The British pound slid to historical lows against the dollar and the U.K. 10-year gilt soared to 14-year highs earlier in the week. On Wednesday, the Bank of England said it planned to temporarily push back gilt sales and buy long-dated bonds to stabilize the situation.
Meanwhile, a series of Federal Reserve speakers made hawkish comments throughout the week, causing traders to anticipate further interest rate hikes. This has, however, also stoked fears of a recession among investors who are concerned about the speed of rate hikes.
Jobless claims for the week ended Sept. 24 totaled 193,000, hitting a five-month low, according to the Labor Department on Thursday.
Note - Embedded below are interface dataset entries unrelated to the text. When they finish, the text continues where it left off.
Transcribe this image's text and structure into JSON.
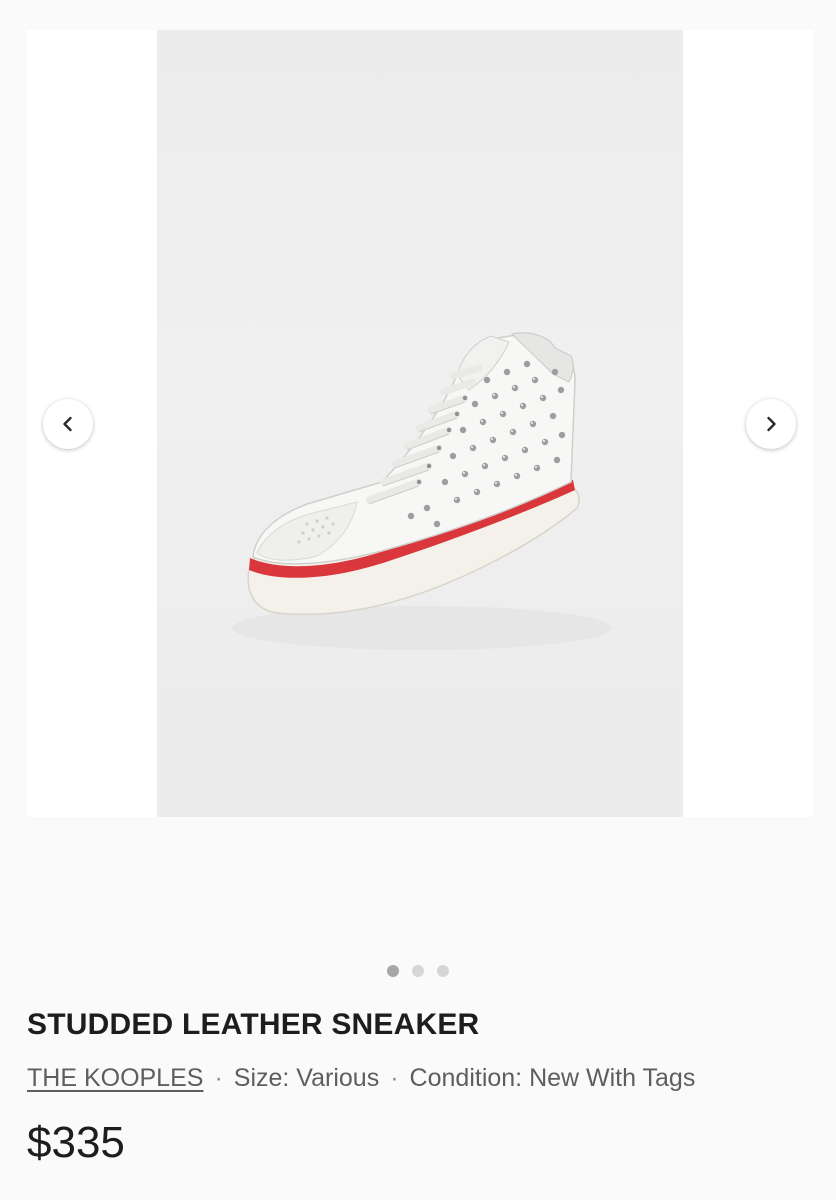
{
  "gallery": {
    "image_alt": "White studded leather high-top sneaker with red sole stripe",
    "slide_count": 3,
    "active_slide": 1
  },
  "product": {
    "title": "STUDDED LEATHER SNEAKER",
    "brand": "THE KOOPLES",
    "separator": "·",
    "size": "Size: Various",
    "condition": "Condition: New With Tags",
    "price": "$335"
  },
  "icons": {
    "prev": "chevron-left-icon",
    "next": "chevron-right-icon"
  },
  "colors": {
    "sole_stripe": "#d9373b",
    "text_primary": "#1d1d1d",
    "text_secondary": "#5e5e5e"
  }
}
The figure was lower than the prior week's adjusted 209,000 and below the 215,000 Dow Jones estimate.
— CNBC's Jeff Cox contributed to this report.